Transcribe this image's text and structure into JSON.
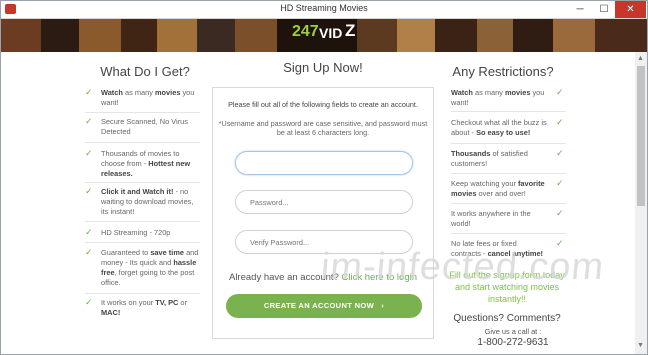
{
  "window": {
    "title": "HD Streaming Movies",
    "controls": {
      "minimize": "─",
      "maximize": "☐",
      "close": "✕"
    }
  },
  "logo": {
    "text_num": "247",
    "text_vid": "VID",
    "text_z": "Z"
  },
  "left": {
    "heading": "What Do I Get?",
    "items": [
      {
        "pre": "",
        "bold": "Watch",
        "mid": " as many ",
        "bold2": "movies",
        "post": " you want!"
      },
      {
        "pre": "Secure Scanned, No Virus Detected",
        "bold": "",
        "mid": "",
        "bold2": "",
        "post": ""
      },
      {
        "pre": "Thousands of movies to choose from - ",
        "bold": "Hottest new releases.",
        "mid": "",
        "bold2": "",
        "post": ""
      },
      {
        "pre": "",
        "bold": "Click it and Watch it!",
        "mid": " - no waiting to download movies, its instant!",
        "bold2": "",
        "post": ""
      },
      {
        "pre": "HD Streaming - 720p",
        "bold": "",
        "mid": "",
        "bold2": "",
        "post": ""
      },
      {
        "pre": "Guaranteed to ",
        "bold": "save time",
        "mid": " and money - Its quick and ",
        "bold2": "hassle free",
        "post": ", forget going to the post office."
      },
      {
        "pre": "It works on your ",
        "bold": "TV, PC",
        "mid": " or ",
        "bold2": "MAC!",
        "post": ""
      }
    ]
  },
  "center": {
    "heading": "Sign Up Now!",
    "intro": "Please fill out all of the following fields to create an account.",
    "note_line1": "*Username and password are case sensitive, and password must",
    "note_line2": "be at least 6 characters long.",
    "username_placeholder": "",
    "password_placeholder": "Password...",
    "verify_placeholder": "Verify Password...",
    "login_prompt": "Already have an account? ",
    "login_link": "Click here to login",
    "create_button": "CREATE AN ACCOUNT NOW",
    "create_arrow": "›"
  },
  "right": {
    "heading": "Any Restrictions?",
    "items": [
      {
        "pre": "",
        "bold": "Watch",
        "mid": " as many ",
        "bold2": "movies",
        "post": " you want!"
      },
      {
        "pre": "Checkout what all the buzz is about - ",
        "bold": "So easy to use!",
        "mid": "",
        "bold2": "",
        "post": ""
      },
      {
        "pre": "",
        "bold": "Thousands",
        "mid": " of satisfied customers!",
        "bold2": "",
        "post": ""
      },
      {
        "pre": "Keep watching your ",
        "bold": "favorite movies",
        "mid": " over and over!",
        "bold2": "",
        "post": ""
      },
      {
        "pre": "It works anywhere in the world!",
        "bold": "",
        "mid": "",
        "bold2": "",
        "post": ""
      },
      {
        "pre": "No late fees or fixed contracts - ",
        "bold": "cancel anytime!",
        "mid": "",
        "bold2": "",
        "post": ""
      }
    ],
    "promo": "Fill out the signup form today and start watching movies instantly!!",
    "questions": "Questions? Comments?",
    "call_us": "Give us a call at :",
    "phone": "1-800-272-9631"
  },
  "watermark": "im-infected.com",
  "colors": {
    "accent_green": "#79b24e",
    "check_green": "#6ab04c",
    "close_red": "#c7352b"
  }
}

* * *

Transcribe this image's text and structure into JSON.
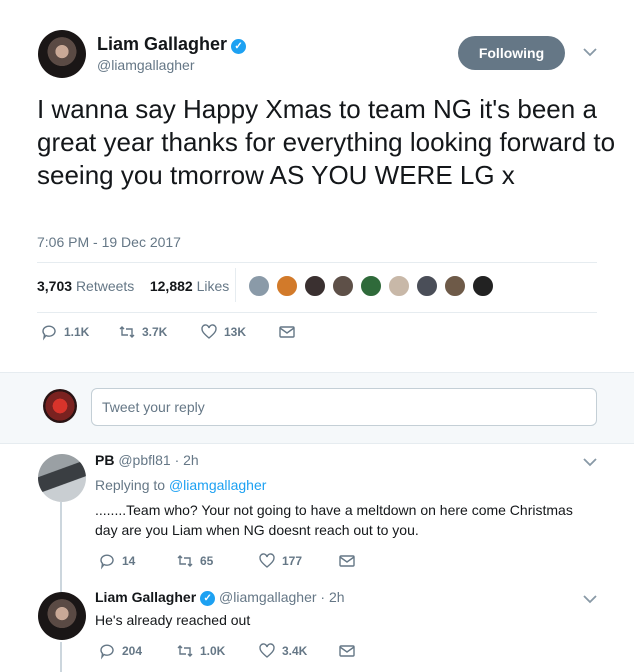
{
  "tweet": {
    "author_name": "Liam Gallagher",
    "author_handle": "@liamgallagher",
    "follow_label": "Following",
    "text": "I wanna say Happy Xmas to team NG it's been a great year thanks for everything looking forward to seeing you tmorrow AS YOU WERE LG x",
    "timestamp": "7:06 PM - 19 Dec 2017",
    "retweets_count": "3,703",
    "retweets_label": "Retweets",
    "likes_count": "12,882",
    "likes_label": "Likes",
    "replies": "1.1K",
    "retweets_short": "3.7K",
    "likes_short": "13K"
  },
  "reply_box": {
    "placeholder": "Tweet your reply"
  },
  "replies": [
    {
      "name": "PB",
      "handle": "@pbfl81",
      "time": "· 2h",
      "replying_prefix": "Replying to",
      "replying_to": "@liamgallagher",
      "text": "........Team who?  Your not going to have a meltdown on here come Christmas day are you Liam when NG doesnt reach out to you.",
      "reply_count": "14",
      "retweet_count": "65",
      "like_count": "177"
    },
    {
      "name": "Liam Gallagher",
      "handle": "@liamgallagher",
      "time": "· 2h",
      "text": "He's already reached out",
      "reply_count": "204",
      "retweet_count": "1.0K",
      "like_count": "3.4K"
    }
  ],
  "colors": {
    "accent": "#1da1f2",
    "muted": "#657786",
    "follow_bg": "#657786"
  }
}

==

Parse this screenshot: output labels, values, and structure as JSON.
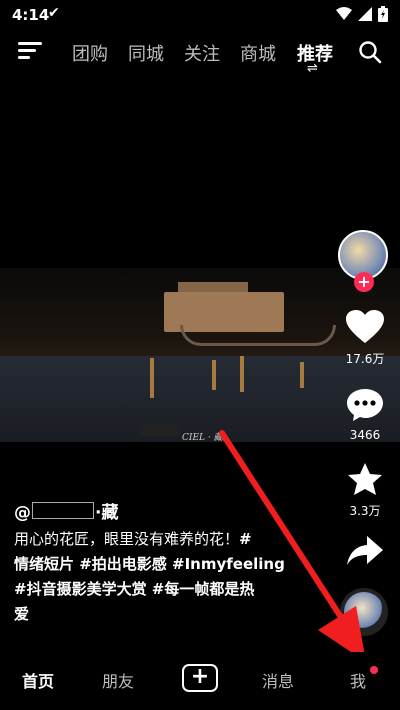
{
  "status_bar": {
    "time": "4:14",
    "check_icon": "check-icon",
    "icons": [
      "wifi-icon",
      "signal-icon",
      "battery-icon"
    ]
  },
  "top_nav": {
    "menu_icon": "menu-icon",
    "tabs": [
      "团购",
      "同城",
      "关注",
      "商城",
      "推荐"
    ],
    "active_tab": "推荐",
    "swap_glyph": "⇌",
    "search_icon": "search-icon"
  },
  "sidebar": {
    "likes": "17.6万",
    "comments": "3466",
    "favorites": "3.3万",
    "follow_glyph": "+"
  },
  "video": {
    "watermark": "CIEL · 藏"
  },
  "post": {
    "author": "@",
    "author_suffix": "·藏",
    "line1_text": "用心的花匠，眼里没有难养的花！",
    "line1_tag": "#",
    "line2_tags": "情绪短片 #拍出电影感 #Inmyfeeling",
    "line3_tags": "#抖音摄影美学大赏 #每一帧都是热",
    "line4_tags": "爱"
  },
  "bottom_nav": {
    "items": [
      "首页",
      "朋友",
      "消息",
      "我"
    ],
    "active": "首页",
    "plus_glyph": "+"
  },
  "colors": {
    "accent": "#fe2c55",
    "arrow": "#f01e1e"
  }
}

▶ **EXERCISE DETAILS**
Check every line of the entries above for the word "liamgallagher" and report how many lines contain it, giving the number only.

▶ **REPLY**
3